The Baltic Tigers after 20 years: is Russia extending a helping hand?

By Česlovas Iškauskas

On the New Year eve the Russian media started escalating the issue of Baltic countries’ future and their place in the region. The forecasts concerning future of the three Baltic States are far from promising. Yet most importantly, the efforts are made to withdraw Lithuania, Latvia and Estonia from the general European context by suggesting Eastern values to these countries.

I’ve read the interview to the agency Regnum by Dmitry Kondrashov, editor-in-chief of the “Baltic Peace” and coordinator of the Committee of the initiative “International Russia”. The author used to work in this Kremlin-backed agency and was president of the news agency Rosbalt. He writes articles on culture and coactivity of Russian speaking population and analyses the manifestation of Nazism and extremism in the region, including future prospects of the Baltic States.

The analyst starts the interview from comparing the celebration of seasonal traditions in Russia and in the so called “Pribaltica”. While speaking about the political elite of the region, Dmitry Kondrashov originates it back to 1947, when Lavrenty Beria started executing the horrific Stalin’s orders. The author calls this “korenisation” i.e. “incrustation”. According to Dmitry Kondrashov, then Moscow was supported by the local elite which had local power and didn’t even dream about the federal centre.  Though this centre prohibited people from following any ideology, it tolerated religious holidays, e.g. Christmas. The national elites were supplied by the federal centre, whereas russification is an invented concept (Dmitry Kondrashov).

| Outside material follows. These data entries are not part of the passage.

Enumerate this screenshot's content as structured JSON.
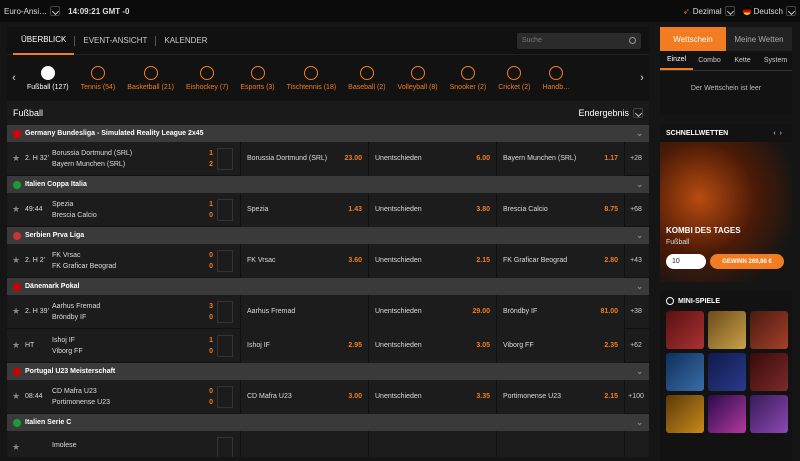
{
  "topbar": {
    "region": "Euro-Ansi…",
    "clock": "14:09:21 GMT -0",
    "odds_format": "Dezimal",
    "language": "Deutsch"
  },
  "nav": {
    "tabs": [
      "ÜBERBLICK",
      "EVENT-ANSICHT",
      "KALENDER"
    ],
    "search_placeholder": "Suche"
  },
  "sports": [
    {
      "label": "Fußball (127)"
    },
    {
      "label": "Tennis (54)"
    },
    {
      "label": "Basketball (21)"
    },
    {
      "label": "Eishockey (7)"
    },
    {
      "label": "Esports (3)"
    },
    {
      "label": "Tischtennis (18)"
    },
    {
      "label": "Baseball (2)"
    },
    {
      "label": "Volleyball (8)"
    },
    {
      "label": "Snooker (2)"
    },
    {
      "label": "Cricket (2)"
    },
    {
      "label": "Handb…"
    }
  ],
  "section": {
    "title": "Fußball",
    "sort": "Endergebnis"
  },
  "leagues": [
    {
      "name": "Germany Bundesliga - Simulated Reality League 2x45",
      "flag": "#d00",
      "matches": [
        {
          "time": "2. H 32'",
          "home": "Borussia Dortmund (SRL)",
          "away": "Bayern Munchen (SRL)",
          "s1": "1",
          "s2": "2",
          "o1n": "Borussia Dortmund (SRL)",
          "o1": "23.00",
          "oxn": "Unentschieden",
          "ox": "6.00",
          "o2n": "Bayern Munchen (SRL)",
          "o2": "1.17",
          "more": "+28"
        }
      ]
    },
    {
      "name": "Italien Coppa Italia",
      "flag": "#1a9c3a",
      "matches": [
        {
          "time": "49:44",
          "home": "Spezia",
          "away": "Brescia Calcio",
          "s1": "1",
          "s2": "0",
          "o1n": "Spezia",
          "o1": "1.43",
          "oxn": "Unentschieden",
          "ox": "3.80",
          "o2n": "Brescia Calcio",
          "o2": "8.75",
          "more": "+68"
        }
      ]
    },
    {
      "name": "Serbien Prva Liga",
      "flag": "#c33",
      "matches": [
        {
          "time": "2. H 2'",
          "home": "FK Vrsac",
          "away": "FK Graficar Beograd",
          "s1": "0",
          "s2": "0",
          "o1n": "FK Vrsac",
          "o1": "3.60",
          "oxn": "Unentschieden",
          "ox": "2.15",
          "o2n": "FK Graficar Beograd",
          "o2": "2.80",
          "more": "+43"
        }
      ]
    },
    {
      "name": "Dänemark Pokal",
      "flag": "#c00",
      "matches": [
        {
          "time": "2. H 39'",
          "home": "Aarhus Fremad",
          "away": "Bröndby IF",
          "s1": "3",
          "s2": "0",
          "o1n": "Aarhus Fremad",
          "o1": "",
          "oxn": "Unentschieden",
          "ox": "29.00",
          "o2n": "Bröndby IF",
          "o2": "81.00",
          "more": "+38"
        },
        {
          "time": "HT",
          "home": "Ishoj IF",
          "away": "Viborg FF",
          "s1": "1",
          "s2": "0",
          "o1n": "Ishoj IF",
          "o1": "2.95",
          "oxn": "Unentschieden",
          "ox": "3.05",
          "o2n": "Viborg FF",
          "o2": "2.35",
          "more": "+62"
        }
      ]
    },
    {
      "name": "Portugal U23 Meisterschaft",
      "flag": "#c00",
      "matches": [
        {
          "time": "08:44",
          "home": "CD Mafra U23",
          "away": "Portimonense U23",
          "s1": "0",
          "s2": "0",
          "o1n": "CD Mafra U23",
          "o1": "3.00",
          "oxn": "Unentschieden",
          "ox": "3.35",
          "o2n": "Portimonense U23",
          "o2": "2.15",
          "more": "+100"
        }
      ]
    },
    {
      "name": "Italien Serie C",
      "flag": "#1a9c3a",
      "matches": [
        {
          "time": "",
          "home": "Imolese",
          "away": "",
          "s1": "",
          "s2": "",
          "o1n": "",
          "o1": "",
          "oxn": "",
          "ox": "",
          "o2n": "",
          "o2": "",
          "more": ""
        }
      ]
    }
  ],
  "betslip": {
    "tab_active": "Wettschein",
    "tab_other": "Meine Wetten",
    "sub": [
      "Einzel",
      "Combo",
      "Kette",
      "System"
    ],
    "empty": "Der Wettschein ist leer"
  },
  "quickbets": {
    "title": "SCHNELLWETTEN",
    "promo_title": "KOMBI DES TAGES",
    "promo_sport": "Fußball",
    "stake": "10",
    "win": "GEWINN 269,86 €"
  },
  "mini": {
    "title": "MINI-SPIELE"
  }
}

Moscow“was so good” that, for instance, didn’t prohibit a soviet writer (later president of Estonia Lennart Meri) to communicate with the U.S. intellectuals. Consequently “Pribaltica” has become a “showcase” of the Soviet Union, whereas Estonia’s standard of living was higher than in Denmark (pursuant to CIA data provided by the Estonian writer Uno Lacht).

What ”Pribaltica” could expect in the future? According to the above interview, it has two options: either economic degradation (if priority is given to a titular nation) or prosperity in case of integration into Russian market. By this the efforts are made to prove that the plan for the establishment of the Eurasian Union (it is currently very popular in Russia) should also be attractive for the Baltic States.

On the New Year eve Russian Foreign Ministry issued a statement addressing the situation of Russian minorities in foreign countries. According to Konstantin Dolgov, the Ministry’s envoy on human rights, the rights of Russian speaking people are violated in the Baltic States, especially in Estonia and Latvia, including spreading Nazi ideas and the revision of the decisions of the Nuremberg Trials. “These are extremely dangerous trends, and we’ll continue to ask our partners to address this issue”, said Dolgov.

On the very last day of December the Italian magazine Limes published the article about Baltic States after 20 years of Independence. It says, regretfully, that neither Estonia, nor Latvia or Lithuania have desire to fight for freedom and that economic downturn killed the last seeds of patriotism. The article asks: where is solidarity of the Baltic States which was so strong during the singing revolution?

After the 1991 putsch in Moscow the three Baltic States quickly stepped away from Russia and started reforms which have brought the countries to the threshold of NATO and EU memberships. Limes asks: Why the Baltic Tigers have suddenly stopped? The 2008-2009 crisis had such a huge impact on Estonia, Lithuania and Latvia, that GDP in one of them (Latvia) dropped by 18 percent.

According to publication, this is the major issue determining the disagreements between the majority of population and ethnic minorities in Baltic States.  By the way, the article highlights that Lithuania has been hastily looking for the ways of taking away the control of supply of energy resources from Russia. Unfortunately, so far its efforts are in vain. The construction of the Visaginas Nuclear Power Plan has also been delayed.

The magazine quotes the British Daily Mail: if the Euro zone and the entire EU collapses, Russia will return to Baltic States and in 2015 will occupy Latvia, later Estonia and Lithuania and then Belarus and Moldova. Though Limes dissociates itself from the above fantasies, it says that history is in a constant process of change, the same could be said about the European integration or evaluation of the status of separate regions.

We can also assure that Independence of the Baltic States is very stable and that it is impossible to shatter it by any persuasion or expostulation. Let’s assume that Dmitry Kondrashov did know what he meant by the words that “then “Pribaltica” signed a civilization sentence and the current economic crisis enforced this sentence”. The EU is not able to help, whereas Russia with the army of Russian speaking population abroad can extend a helping hand.